◆ **Collected data**:
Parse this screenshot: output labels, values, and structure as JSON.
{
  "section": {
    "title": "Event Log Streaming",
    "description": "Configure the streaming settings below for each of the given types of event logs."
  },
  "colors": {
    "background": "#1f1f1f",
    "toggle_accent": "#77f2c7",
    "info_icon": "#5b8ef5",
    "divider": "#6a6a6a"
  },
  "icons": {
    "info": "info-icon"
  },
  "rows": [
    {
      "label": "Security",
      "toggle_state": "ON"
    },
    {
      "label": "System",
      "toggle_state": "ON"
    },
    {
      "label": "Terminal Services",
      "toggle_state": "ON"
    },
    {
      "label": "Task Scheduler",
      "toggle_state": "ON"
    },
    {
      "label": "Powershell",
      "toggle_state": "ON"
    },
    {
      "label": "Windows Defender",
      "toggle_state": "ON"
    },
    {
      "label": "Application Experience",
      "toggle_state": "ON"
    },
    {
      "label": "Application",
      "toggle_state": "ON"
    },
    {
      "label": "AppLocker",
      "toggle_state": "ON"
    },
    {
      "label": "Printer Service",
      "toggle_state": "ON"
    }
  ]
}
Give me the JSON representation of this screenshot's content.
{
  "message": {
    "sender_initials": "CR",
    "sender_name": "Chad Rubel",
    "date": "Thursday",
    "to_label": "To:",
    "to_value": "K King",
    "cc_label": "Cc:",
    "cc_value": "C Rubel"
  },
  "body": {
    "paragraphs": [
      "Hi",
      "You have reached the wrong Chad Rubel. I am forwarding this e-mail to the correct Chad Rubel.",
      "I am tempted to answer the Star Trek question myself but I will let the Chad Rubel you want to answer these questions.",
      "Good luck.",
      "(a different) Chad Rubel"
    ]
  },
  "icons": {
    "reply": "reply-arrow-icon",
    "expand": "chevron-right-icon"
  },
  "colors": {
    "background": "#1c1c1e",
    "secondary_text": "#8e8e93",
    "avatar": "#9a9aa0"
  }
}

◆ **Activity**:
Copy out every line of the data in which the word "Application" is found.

◆ **Solution to this problem**:
      "label": "Application Experience",
      "label": "Application",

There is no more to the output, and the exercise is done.